_EXCERPTED RECORDS_

- Opening Delimiter -

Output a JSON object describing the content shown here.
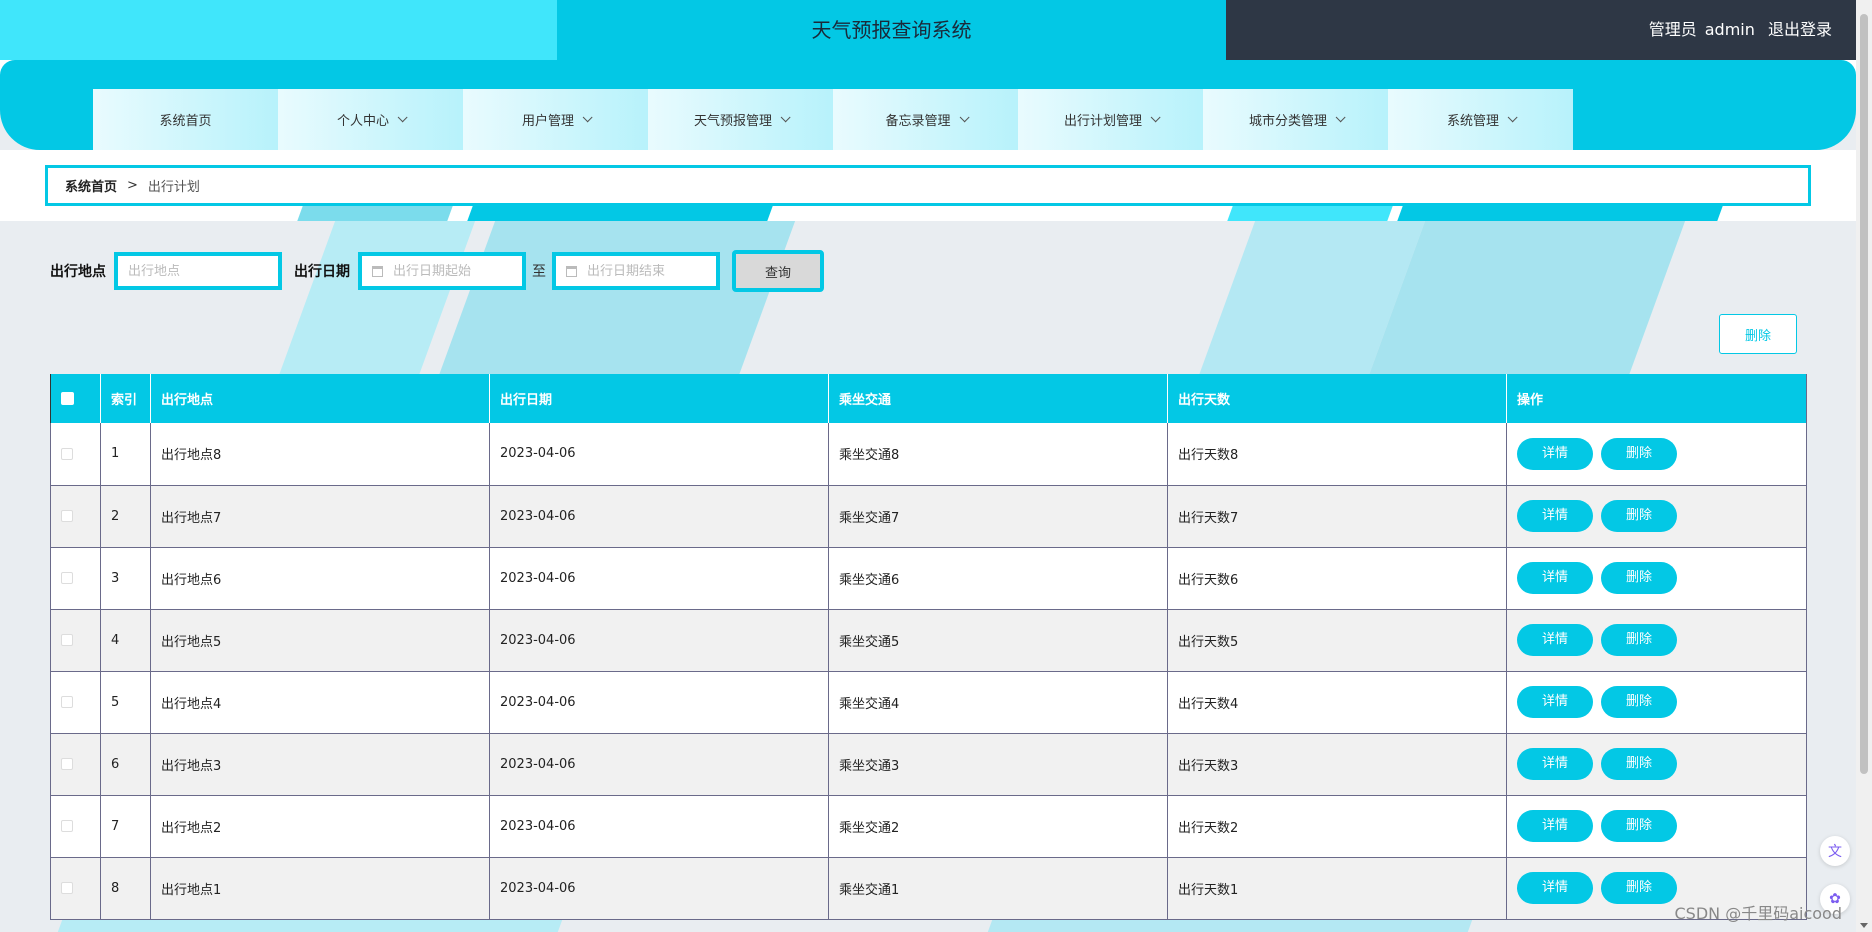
{
  "header": {
    "title": "天气预报查询系统",
    "user_role": "管理员",
    "username": "admin",
    "logout_label": "退出登录"
  },
  "nav": {
    "items": [
      {
        "label": "系统首页",
        "has_dropdown": false
      },
      {
        "label": "个人中心",
        "has_dropdown": true
      },
      {
        "label": "用户管理",
        "has_dropdown": true
      },
      {
        "label": "天气预报管理",
        "has_dropdown": true
      },
      {
        "label": "备忘录管理",
        "has_dropdown": true
      },
      {
        "label": "出行计划管理",
        "has_dropdown": true
      },
      {
        "label": "城市分类管理",
        "has_dropdown": true
      },
      {
        "label": "系统管理",
        "has_dropdown": true
      }
    ]
  },
  "breadcrumb": {
    "home": "系统首页",
    "separator": ">",
    "current": "出行计划"
  },
  "search": {
    "location_label": "出行地点",
    "location_placeholder": "出行地点",
    "date_label": "出行日期",
    "date_start_placeholder": "出行日期起始",
    "date_to": "至",
    "date_end_placeholder": "出行日期结束",
    "query_label": "查询"
  },
  "toolbar": {
    "delete_label": "删除"
  },
  "table": {
    "columns": [
      "",
      "索引",
      "出行地点",
      "出行日期",
      "乘坐交通",
      "出行天数",
      "操作"
    ],
    "detail_label": "详情",
    "delete_label": "删除",
    "rows": [
      {
        "index": "1",
        "location": "出行地点8",
        "date": "2023-04-06",
        "transport": "乘坐交通8",
        "days": "出行天数8"
      },
      {
        "index": "2",
        "location": "出行地点7",
        "date": "2023-04-06",
        "transport": "乘坐交通7",
        "days": "出行天数7"
      },
      {
        "index": "3",
        "location": "出行地点6",
        "date": "2023-04-06",
        "transport": "乘坐交通6",
        "days": "出行天数6"
      },
      {
        "index": "4",
        "location": "出行地点5",
        "date": "2023-04-06",
        "transport": "乘坐交通5",
        "days": "出行天数5"
      },
      {
        "index": "5",
        "location": "出行地点4",
        "date": "2023-04-06",
        "transport": "乘坐交通4",
        "days": "出行天数4"
      },
      {
        "index": "6",
        "location": "出行地点3",
        "date": "2023-04-06",
        "transport": "乘坐交通3",
        "days": "出行天数3"
      },
      {
        "index": "7",
        "location": "出行地点2",
        "date": "2023-04-06",
        "transport": "乘坐交通2",
        "days": "出行天数2"
      },
      {
        "index": "8",
        "location": "出行地点1",
        "date": "2023-04-06",
        "transport": "乘坐交通1",
        "days": "出行天数1"
      }
    ]
  },
  "watermark": "CSDN @千里码aicood",
  "colors": {
    "accent": "#03c8e5",
    "accent_light": "#40e6fb",
    "header_dark": "#2e3745",
    "page_bg": "#e9edf1"
  }
}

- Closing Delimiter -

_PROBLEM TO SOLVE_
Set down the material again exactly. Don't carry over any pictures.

_FINISHED TASK_
Output a JSON object describing the content shown here.
{
  "header": {
    "title": "天气预报查询系统",
    "user_role": "管理员",
    "username": "admin",
    "logout_label": "退出登录"
  },
  "nav": {
    "items": [
      {
        "label": "系统首页",
        "has_dropdown": false
      },
      {
        "label": "个人中心",
        "has_dropdown": true
      },
      {
        "label": "用户管理",
        "has_dropdown": true
      },
      {
        "label": "天气预报管理",
        "has_dropdown": true
      },
      {
        "label": "备忘录管理",
        "has_dropdown": true
      },
      {
        "label": "出行计划管理",
        "has_dropdown": true
      },
      {
        "label": "城市分类管理",
        "has_dropdown": true
      },
      {
        "label": "系统管理",
        "has_dropdown": true
      }
    ]
  },
  "breadcrumb": {
    "home": "系统首页",
    "separator": ">",
    "current": "出行计划"
  },
  "search": {
    "location_label": "出行地点",
    "location_placeholder": "出行地点",
    "date_label": "出行日期",
    "date_start_placeholder": "出行日期起始",
    "date_to": "至",
    "date_end_placeholder": "出行日期结束",
    "query_label": "查询"
  },
  "toolbar": {
    "delete_label": "删除"
  },
  "table": {
    "columns": [
      "",
      "索引",
      "出行地点",
      "出行日期",
      "乘坐交通",
      "出行天数",
      "操作"
    ],
    "detail_label": "详情",
    "delete_label": "删除",
    "rows": [
      {
        "index": "1",
        "location": "出行地点8",
        "date": "2023-04-06",
        "transport": "乘坐交通8",
        "days": "出行天数8"
      },
      {
        "index": "2",
        "location": "出行地点7",
        "date": "2023-04-06",
        "transport": "乘坐交通7",
        "days": "出行天数7"
      },
      {
        "index": "3",
        "location": "出行地点6",
        "date": "2023-04-06",
        "transport": "乘坐交通6",
        "days": "出行天数6"
      },
      {
        "index": "4",
        "location": "出行地点5",
        "date": "2023-04-06",
        "transport": "乘坐交通5",
        "days": "出行天数5"
      },
      {
        "index": "5",
        "location": "出行地点4",
        "date": "2023-04-06",
        "transport": "乘坐交通4",
        "days": "出行天数4"
      },
      {
        "index": "6",
        "location": "出行地点3",
        "date": "2023-04-06",
        "transport": "乘坐交通3",
        "days": "出行天数3"
      },
      {
        "index": "7",
        "location": "出行地点2",
        "date": "2023-04-06",
        "transport": "乘坐交通2",
        "days": "出行天数2"
      },
      {
        "index": "8",
        "location": "出行地点1",
        "date": "2023-04-06",
        "transport": "乘坐交通1",
        "days": "出行天数1"
      }
    ]
  },
  "watermark": "CSDN @千里码aicood",
  "colors": {
    "accent": "#03c8e5",
    "accent_light": "#40e6fb",
    "header_dark": "#2e3745",
    "page_bg": "#e9edf1"
  }
}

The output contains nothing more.